**INSTRUCTIONS FOR THE TASK**
Copy out each line below that has the word "original" in it.

**EXTRACTED MATERIAL**
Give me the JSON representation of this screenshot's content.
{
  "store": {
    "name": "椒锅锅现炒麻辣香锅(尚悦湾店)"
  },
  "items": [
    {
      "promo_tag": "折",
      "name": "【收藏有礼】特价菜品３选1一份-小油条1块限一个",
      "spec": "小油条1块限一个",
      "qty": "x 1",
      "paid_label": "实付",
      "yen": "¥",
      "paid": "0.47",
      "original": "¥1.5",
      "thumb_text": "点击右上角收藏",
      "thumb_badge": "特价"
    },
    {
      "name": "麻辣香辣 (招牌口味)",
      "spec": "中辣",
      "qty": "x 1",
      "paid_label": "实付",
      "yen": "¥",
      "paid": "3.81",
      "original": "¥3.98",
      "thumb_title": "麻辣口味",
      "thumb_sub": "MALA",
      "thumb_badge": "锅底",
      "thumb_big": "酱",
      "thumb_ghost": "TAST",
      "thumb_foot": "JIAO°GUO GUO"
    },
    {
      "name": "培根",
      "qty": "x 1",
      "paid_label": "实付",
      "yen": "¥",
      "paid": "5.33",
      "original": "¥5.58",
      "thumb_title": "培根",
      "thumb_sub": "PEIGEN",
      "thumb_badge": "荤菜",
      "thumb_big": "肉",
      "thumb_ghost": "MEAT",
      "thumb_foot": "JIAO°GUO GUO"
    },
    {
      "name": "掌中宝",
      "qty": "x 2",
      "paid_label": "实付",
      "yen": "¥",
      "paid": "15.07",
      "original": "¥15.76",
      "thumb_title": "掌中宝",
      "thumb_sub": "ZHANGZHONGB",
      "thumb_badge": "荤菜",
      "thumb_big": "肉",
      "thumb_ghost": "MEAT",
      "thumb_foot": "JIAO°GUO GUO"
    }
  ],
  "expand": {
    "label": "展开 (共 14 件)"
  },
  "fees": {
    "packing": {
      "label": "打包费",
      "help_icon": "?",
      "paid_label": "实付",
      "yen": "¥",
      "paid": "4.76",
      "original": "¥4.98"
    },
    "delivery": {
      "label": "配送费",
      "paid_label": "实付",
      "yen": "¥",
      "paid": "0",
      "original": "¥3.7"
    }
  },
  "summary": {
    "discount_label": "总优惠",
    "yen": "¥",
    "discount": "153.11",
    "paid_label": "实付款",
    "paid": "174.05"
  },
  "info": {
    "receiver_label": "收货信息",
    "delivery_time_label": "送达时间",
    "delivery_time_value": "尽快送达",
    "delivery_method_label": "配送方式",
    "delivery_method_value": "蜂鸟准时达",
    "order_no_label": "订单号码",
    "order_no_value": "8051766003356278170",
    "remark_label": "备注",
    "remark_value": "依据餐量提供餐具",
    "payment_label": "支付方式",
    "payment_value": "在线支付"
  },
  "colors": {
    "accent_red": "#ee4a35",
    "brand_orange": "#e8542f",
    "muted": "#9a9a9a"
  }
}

**TASK ANSWER**
      "original": "¥1.5",
      "original": "¥3.98",
      "original": "¥5.58",
      "original": "¥15.76",
      "original": "¥4.98"
      "original": "¥3.7"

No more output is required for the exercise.